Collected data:

============

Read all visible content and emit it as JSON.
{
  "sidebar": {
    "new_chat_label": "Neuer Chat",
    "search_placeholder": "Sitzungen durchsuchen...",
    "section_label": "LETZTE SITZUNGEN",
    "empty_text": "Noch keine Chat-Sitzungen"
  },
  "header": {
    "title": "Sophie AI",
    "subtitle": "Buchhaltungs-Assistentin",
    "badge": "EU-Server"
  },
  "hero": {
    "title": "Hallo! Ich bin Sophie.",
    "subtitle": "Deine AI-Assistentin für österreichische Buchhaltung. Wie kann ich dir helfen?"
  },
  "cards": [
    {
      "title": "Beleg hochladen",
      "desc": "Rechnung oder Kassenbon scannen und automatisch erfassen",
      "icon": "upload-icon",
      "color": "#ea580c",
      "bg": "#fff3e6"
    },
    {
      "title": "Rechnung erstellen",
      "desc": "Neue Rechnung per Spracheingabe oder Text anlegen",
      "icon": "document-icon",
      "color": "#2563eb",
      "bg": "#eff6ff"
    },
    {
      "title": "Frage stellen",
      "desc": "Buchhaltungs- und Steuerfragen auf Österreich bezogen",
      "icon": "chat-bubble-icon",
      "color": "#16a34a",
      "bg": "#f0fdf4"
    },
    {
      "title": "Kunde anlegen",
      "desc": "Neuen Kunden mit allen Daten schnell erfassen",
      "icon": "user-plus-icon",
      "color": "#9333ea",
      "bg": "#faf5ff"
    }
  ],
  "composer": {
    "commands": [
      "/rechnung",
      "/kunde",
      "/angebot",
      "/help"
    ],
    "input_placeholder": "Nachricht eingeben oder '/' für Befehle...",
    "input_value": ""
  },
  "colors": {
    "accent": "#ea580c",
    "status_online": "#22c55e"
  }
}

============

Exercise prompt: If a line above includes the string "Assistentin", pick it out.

The answer:
    "subtitle": "Buchhaltungs-Assistentin",
    "subtitle": "Deine AI-Assistentin für österreichische Buchhaltung. Wie kann ich dir helfen?"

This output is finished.